  • crowepps

    Oh, geez — we don’t want to ‘encourage drug addicts’. Drug addicts who shoot up are literally willing to kill themselves to feed their addiction. They know that because they see their buddies drop over dead. These people have absolutely NO connection with any idea of being ‘encouraged’ or ‘discouraged’ by government programs.

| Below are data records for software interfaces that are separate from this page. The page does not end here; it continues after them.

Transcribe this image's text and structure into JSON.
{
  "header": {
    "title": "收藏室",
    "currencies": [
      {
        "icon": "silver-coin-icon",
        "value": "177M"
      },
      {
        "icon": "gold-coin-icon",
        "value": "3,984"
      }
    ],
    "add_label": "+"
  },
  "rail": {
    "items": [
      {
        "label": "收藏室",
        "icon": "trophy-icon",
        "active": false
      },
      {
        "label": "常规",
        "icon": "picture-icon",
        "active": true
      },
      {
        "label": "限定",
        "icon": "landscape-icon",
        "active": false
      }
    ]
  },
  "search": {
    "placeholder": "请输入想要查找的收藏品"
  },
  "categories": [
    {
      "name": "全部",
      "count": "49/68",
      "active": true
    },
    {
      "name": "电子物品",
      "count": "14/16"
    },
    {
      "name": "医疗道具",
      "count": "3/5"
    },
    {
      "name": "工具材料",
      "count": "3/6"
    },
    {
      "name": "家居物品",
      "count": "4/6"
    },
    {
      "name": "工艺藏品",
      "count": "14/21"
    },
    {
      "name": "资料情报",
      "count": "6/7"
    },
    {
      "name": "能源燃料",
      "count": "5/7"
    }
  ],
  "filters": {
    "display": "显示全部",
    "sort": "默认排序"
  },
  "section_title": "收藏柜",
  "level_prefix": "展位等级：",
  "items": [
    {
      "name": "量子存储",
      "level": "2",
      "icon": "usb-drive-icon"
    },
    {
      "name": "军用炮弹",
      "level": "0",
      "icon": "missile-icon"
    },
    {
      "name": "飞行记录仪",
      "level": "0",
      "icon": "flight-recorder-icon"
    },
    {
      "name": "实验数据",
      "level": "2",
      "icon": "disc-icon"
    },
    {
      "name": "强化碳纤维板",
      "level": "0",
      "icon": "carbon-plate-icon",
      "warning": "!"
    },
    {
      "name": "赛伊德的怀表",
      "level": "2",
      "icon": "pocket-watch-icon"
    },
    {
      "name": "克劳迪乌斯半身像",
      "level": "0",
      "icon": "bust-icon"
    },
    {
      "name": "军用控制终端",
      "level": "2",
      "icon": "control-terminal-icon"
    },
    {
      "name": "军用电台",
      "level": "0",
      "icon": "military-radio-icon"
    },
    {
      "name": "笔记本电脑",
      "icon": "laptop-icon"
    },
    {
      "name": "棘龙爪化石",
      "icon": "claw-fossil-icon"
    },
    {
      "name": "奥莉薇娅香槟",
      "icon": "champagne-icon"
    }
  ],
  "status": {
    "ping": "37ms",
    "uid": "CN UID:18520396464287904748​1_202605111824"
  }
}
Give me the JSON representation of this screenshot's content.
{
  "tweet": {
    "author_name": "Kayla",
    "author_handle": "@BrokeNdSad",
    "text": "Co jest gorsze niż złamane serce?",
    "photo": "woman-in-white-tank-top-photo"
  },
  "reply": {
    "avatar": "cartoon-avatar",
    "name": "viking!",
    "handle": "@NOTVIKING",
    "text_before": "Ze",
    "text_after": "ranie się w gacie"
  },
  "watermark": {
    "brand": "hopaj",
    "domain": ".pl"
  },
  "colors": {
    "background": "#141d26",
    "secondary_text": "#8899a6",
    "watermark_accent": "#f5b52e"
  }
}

The idea of this program is to keep the side effects of their addictions like HIV status from spreading their diseases to the rest of us before they finally kill themselves.

    If the Senators REALLY want to do something about addicts, they might try fully funding the necessary treatment programs, which currently are so understaffed there is an average waiting period of almost SIX MONTHS.

  • http://www.englishlci.com/esl-classes.html invalid-0

    I can’t believe there are still people out there who think needle exchange increases drug use and crime!